[Start of Attachment]

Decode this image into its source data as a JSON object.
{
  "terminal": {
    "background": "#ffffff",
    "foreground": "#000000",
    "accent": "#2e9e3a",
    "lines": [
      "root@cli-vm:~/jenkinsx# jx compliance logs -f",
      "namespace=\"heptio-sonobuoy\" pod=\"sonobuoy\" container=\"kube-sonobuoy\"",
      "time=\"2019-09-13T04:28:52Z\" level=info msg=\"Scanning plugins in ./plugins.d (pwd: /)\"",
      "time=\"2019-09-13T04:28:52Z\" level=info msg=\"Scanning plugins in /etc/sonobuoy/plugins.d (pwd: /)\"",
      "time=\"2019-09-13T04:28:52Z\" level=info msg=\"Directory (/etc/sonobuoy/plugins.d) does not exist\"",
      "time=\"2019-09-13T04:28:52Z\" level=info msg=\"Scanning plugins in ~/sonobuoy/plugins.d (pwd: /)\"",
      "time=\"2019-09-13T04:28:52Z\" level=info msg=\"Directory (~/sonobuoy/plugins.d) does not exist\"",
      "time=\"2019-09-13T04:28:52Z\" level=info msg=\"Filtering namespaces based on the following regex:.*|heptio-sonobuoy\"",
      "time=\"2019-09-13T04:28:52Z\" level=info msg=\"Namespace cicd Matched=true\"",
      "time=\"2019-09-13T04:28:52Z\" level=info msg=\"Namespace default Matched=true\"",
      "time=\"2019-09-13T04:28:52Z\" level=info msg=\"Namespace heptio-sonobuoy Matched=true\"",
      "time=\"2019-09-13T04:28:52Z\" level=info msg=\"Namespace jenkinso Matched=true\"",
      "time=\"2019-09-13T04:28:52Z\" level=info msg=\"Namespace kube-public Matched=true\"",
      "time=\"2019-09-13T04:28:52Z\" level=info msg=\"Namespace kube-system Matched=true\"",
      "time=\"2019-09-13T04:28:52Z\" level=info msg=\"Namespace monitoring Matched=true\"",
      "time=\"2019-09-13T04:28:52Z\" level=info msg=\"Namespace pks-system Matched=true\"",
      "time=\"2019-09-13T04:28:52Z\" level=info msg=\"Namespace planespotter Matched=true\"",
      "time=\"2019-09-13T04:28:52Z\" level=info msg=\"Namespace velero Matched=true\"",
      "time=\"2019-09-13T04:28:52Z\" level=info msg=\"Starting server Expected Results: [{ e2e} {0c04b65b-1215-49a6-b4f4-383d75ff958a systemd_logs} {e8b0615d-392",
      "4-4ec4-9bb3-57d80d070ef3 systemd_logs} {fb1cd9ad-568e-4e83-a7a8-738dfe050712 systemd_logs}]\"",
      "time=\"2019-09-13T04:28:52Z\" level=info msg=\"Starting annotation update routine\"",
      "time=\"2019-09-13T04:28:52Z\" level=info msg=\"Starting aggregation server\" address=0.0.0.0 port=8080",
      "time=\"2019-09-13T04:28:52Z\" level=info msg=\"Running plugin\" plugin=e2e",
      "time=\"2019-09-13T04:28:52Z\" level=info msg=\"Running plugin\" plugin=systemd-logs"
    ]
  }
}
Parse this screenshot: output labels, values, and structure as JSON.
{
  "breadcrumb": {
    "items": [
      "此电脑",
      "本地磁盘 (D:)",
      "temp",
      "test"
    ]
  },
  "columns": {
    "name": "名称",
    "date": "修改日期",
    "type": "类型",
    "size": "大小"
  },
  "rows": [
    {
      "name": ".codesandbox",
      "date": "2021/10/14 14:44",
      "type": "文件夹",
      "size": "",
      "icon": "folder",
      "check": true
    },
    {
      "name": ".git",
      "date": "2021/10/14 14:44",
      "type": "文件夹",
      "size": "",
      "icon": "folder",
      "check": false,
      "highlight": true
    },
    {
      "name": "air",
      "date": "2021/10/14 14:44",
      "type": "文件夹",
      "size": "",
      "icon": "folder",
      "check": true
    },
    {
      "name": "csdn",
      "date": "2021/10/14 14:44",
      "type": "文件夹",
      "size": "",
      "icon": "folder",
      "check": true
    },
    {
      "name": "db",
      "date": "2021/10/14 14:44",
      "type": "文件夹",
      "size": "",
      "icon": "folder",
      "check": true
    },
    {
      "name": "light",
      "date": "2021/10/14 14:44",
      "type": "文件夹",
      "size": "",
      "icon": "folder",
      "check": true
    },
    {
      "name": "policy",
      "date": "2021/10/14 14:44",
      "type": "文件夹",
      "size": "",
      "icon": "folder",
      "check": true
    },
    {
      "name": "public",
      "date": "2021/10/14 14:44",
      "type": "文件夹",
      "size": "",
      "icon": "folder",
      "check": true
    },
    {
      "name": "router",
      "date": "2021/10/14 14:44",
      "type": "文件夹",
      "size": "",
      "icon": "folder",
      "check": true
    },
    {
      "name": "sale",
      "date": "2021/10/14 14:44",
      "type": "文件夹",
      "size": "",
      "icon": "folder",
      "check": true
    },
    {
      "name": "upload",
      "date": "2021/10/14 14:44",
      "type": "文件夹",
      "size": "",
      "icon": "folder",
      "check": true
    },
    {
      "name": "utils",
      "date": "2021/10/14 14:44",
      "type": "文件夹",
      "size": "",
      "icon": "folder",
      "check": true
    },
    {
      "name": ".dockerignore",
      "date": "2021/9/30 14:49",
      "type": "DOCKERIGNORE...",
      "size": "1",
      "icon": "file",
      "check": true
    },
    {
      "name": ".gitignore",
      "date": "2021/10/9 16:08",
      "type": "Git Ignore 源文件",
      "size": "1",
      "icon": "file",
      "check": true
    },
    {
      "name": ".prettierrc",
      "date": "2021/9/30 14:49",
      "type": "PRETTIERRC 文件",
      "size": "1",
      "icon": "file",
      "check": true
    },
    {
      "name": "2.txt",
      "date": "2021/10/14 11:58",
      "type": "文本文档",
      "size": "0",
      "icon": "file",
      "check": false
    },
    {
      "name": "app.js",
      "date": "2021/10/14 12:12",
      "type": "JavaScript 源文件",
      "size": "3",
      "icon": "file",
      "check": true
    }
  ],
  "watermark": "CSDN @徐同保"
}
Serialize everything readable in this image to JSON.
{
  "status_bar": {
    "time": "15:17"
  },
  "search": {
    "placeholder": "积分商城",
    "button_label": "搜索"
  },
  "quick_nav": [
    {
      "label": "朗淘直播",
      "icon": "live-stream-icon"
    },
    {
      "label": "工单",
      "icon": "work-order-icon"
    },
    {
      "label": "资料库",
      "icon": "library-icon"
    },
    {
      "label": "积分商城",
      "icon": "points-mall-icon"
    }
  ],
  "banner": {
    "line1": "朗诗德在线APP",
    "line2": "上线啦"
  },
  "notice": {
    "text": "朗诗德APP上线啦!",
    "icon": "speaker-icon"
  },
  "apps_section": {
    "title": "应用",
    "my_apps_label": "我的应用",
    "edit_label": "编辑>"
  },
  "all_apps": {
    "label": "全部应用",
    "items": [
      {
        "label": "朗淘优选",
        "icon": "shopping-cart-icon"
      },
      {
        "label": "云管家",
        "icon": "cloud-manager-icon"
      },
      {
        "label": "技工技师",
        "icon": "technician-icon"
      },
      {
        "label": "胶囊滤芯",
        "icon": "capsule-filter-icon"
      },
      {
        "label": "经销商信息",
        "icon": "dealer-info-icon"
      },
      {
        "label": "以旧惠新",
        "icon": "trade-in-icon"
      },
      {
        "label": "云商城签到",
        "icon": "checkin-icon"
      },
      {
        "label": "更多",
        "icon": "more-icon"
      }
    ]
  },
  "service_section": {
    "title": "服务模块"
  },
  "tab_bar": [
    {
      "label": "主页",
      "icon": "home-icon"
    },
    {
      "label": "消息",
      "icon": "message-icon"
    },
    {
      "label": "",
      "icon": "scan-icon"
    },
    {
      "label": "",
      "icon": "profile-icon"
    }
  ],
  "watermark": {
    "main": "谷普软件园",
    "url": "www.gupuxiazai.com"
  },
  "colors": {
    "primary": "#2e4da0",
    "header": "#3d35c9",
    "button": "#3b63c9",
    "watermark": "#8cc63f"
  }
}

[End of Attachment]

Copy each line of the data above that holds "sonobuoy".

[SOLUTION TO THE EXERCISE]
      "namespace=\"heptio-sonobuoy\" pod=\"sonobuoy\" container=\"kube-sonobuoy\"",
      "time=\"2019-09-13T04:28:52Z\" level=info msg=\"Scanning plugins in /etc/sonobuoy/plugins.d (pwd: /)\"",
      "time=\"2019-09-13T04:28:52Z\" level=info msg=\"Directory (/etc/sonobuoy/plugins.d) does not exist\"",
      "time=\"2019-09-13T04:28:52Z\" level=info msg=\"Scanning plugins in ~/sonobuoy/plugins.d (pwd: /)\"",
      "time=\"2019-09-13T04:28:52Z\" level=info msg=\"Directory (~/sonobuoy/plugins.d) does not exist\"",
      "time=\"2019-09-13T04:28:52Z\" level=info msg=\"Filtering namespaces based on the following regex:.*|heptio-sonobuoy\"",
      "time=\"2019-09-13T04:28:52Z\" level=info msg=\"Namespace heptio-sonobuoy Matched=true\"",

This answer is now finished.